If you still believe that ballet is done in glittery tutus and that orchestras play only for audiences of 80-year-olds, I’m sorry to inform you that you are a bit behind the times. The performance of “Pulcinella Alive,” which I attended at the Kimmel Center last Sunday, had audiences of all ages on their feet for well over a two-minute encore, as the ballet de corps of 10 dancers, dressed plainly in white slip dresses as well as shirt and pants, took bow after bow.
Mainstays in our city’s arts and cultural scene, the Pennsylvania Ballet and The Philadelphia Orchestra joined forces this past week to feature a split bill, with both pieces drawing strong connection to one of the world’s most revered dancers, choreographers and founder of the Ballet Russes (also known as The Russian Ballet), Sergei Diaghilev. The Philadelphia Orchestra first presented Spanish composer Manuel de Falla’s “The Three-Cornered Hat,”, followed by the Pennsylvania Ballet’s own revival of the 18th century Italian ballet “Pulcinella.”
If you’re like me, the word “orchestra” has you picturing slow, lulling strings and mellowed brass instrumentation – so it came as an awesome surprise when the distinguished members of the ensemble broke out in enthusiastic, rhythmic hand claps minutes into de Falla’s score. The troupe also provided noisy rattles, a number of compelling drum parts and a gong amidst a truly accessible musical arrangement. The orchestration was incredibly varied over the span of the first act, often light and staccato, but simultaneously dark and menacing. The instrumentation jumped around faster than you could locate the source of the sound; “Three-Cornered Hat” skipped around at incredible speed between weighty full-ensemble unisons and playful solos for wind and brass.
The Orchestra was led by associate conductor Rossen Milanov and included sparse but impressive operatic solo parts. Also, as set and costume designer for the original performance, a few of Pablo Picasso’s paintings created for “Three-Cornered Hat” were displayed on two screens above the orchestra.
Come intermission, the Philly Orchestra relocated downstage to give ample space to the Pennsylvania Ballet.

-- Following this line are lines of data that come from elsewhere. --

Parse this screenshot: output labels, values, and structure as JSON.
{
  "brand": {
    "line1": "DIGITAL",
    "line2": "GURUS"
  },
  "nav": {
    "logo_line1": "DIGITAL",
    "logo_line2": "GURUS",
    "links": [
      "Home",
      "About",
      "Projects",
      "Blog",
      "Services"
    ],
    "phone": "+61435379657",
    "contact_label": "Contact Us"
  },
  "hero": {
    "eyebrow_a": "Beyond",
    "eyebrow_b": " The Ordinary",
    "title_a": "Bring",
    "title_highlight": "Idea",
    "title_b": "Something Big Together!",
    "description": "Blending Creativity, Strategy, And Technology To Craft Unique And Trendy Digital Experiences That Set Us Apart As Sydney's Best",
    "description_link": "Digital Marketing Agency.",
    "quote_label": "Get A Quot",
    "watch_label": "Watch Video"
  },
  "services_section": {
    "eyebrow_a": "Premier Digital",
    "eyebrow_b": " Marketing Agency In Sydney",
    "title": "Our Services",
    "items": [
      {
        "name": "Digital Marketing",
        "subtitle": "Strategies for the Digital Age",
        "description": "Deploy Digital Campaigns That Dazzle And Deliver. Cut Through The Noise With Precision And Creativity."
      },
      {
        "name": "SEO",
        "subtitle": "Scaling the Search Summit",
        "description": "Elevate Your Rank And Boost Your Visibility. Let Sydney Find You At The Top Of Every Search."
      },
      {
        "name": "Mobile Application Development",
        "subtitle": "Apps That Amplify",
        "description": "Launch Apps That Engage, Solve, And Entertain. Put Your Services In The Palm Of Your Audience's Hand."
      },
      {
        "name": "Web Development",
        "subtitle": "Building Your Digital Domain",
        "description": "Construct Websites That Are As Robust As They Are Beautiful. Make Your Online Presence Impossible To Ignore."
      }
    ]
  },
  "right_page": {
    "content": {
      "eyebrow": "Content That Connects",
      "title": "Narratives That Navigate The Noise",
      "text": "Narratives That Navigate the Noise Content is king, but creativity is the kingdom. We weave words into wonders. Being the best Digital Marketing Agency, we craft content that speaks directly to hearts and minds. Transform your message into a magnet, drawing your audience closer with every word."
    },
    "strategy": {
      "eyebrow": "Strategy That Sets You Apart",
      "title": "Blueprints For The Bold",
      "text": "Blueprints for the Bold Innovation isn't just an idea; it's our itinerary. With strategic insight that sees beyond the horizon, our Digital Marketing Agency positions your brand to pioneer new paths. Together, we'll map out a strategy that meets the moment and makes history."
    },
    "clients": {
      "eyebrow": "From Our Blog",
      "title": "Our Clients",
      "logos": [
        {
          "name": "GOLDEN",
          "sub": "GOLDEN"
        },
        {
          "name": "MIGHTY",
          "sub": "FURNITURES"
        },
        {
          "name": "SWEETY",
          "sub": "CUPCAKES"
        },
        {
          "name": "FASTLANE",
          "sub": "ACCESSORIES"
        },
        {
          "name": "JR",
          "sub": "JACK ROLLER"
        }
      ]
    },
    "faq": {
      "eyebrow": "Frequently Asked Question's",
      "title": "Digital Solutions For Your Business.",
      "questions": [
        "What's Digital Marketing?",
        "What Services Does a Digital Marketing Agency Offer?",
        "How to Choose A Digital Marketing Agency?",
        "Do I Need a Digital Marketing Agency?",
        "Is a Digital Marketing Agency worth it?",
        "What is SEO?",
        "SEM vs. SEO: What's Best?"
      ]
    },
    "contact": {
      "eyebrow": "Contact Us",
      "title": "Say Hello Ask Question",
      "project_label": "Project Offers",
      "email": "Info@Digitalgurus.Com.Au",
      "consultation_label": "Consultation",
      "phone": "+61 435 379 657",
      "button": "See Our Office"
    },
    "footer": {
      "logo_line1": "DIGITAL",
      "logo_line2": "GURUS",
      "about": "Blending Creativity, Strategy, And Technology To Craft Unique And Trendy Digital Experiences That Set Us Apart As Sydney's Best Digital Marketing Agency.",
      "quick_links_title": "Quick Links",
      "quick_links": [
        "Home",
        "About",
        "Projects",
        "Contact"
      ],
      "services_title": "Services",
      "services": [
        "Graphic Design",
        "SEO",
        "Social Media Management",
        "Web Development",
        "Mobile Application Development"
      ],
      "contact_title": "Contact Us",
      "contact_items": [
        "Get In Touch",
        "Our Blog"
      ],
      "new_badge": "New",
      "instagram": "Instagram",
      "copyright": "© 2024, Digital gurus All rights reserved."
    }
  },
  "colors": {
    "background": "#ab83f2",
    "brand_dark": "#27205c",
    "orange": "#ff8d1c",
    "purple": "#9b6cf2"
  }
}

Under the direction of Boston Ballet’s resident choreographer Jorma Elo, the group exhibited a new rendition of dream team Sergei Diaghilev and famed Russian composer Igor Stravinsky’s “Pulcinella,” one which disregarded the traditions of the 1920s in ballet and took a much more modern approach. The court dance harps on the Italian commedia dell’arte form, narrating the tale of Pierrot-like hero Pulcinella, who is discovered kissing another woman by his girlfriend, Pimpinella. He and his friends comprise a scheme to mock Pulcinella’s death and then resurrection by a magician, in order to win Pimpinella’s forgiveness, and the play ends in the marriage of the couple.
Verizon Hall’s proscenium stage had nine columns lit up in color against the back wall – these served as the only piece of set design in what originally was an exceedingly ostentatious show. The simplicity of both the stage setup and the anonymity of the dancers’ costuming not only made it laborious to follow the prima ballerina, but impossible to figure the story’s plot. Until I looked up the show on my own, I would never have known in a million years that both death and marriage took place in this performance; however, the abstract choreography and modern aesthetics of the piece more than recovered for the absence of a century-old story.
The actions of each dancer were incredibly dynamic, stretching from highly skillful and graceful to playful and grotesque. With the women performing on point, dancers engaged in a hoard of innovative and classical lifts and spins, propped by impressively long, extended legs. The unison work was a bit off, but whilst paired in couples and performing solo in opposition, the ballet dancers wowed audiences with gorgeous technique. On the other hand, attention was mostly held by the odd angularity in a majority of movements. Straying from typical conventions, the ballerinas integrated the use of the head, extended arms and hips in Elo’s choreography, twisting and contorting hands, arms and torsos in interesting and unnatural positions. The orchestration behind the scenes played so flawlessly, that at times I felt I was watching a movie and forgot the musicians themselves were still present.
Finishing to a thousand bravos and solid, lengthy applause, The Philadelphia Orchestra and Pennsylvania Ballet proved that collaborations of the fine arts in Philadelphia may bring together an incredible audience — and makes for a wonderful bill.